Scan the data below and pick out the lines containing the word "Network".

#### [Source records]
►

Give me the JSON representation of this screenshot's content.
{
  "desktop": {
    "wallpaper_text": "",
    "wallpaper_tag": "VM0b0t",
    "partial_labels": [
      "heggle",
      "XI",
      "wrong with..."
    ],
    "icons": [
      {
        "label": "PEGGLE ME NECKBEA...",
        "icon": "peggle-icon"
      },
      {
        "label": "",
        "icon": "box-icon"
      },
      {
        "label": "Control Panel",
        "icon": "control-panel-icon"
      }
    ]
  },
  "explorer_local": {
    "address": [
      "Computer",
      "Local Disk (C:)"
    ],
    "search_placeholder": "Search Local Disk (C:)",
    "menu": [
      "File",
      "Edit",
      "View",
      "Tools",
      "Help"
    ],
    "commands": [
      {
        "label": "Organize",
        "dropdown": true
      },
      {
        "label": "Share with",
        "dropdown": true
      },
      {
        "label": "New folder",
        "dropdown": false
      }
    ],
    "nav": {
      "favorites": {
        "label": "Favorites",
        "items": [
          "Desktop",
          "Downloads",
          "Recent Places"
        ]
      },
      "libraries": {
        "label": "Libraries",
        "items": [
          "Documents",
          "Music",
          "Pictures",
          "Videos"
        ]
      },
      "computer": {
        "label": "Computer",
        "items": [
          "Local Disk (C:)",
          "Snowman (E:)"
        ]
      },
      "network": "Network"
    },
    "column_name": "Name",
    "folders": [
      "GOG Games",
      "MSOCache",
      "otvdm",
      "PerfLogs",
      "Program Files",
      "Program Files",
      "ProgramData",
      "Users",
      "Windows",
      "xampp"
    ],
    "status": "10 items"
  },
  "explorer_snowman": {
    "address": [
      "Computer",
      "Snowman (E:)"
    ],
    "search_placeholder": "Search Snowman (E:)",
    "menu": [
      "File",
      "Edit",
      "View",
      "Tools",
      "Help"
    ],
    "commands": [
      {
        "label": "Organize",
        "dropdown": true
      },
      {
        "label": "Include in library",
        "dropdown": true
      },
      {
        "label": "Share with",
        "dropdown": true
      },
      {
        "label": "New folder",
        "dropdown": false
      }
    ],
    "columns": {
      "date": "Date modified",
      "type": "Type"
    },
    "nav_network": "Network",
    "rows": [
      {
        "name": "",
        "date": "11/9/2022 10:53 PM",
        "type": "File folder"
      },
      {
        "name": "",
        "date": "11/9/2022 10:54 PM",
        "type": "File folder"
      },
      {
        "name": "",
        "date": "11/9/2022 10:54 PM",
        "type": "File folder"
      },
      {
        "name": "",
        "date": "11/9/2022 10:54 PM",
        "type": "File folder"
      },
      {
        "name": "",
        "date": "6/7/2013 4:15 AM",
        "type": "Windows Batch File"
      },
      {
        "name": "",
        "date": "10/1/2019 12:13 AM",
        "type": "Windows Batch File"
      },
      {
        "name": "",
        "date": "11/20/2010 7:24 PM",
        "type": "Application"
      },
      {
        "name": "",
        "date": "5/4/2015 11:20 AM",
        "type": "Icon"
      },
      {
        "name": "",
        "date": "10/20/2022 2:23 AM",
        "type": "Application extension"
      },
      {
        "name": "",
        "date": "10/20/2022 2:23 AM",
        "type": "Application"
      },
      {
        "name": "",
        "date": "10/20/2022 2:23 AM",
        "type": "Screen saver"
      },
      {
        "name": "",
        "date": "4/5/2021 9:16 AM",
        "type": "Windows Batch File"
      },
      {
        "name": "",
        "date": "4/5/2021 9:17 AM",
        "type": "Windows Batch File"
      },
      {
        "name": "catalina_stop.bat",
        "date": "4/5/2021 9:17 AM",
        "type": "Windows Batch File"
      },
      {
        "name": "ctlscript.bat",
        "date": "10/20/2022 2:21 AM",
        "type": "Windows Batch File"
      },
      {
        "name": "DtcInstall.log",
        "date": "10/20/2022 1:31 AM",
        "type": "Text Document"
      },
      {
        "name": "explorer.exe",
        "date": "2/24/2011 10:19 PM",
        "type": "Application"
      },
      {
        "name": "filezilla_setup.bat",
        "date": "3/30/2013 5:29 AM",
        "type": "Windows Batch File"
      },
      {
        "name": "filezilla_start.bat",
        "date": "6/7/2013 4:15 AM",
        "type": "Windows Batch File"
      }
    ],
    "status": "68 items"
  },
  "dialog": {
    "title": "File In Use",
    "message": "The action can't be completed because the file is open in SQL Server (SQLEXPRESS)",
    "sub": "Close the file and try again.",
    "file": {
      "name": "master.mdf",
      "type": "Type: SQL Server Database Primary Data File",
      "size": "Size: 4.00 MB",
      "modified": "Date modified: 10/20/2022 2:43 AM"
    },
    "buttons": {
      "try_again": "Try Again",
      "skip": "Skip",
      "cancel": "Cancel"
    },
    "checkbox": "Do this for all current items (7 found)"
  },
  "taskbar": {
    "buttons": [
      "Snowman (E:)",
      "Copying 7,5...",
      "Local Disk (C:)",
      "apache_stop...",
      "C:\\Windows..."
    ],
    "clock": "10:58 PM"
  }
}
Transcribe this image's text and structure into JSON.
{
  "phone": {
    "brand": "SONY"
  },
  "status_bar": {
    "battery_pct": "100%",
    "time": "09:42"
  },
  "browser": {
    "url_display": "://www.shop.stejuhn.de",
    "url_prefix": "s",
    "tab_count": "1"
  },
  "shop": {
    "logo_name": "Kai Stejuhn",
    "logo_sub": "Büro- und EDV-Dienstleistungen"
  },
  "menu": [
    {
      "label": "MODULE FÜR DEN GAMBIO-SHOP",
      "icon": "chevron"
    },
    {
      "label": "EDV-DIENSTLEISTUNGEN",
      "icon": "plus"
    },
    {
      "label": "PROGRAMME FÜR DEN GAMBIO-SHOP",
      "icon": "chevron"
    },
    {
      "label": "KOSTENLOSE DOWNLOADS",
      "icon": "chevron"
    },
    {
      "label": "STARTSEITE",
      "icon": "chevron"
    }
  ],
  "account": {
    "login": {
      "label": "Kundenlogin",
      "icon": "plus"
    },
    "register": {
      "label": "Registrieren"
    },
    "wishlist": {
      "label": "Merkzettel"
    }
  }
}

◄

#### [Result for this exercise]
      "network": "Network"
    "nav_network": "Network",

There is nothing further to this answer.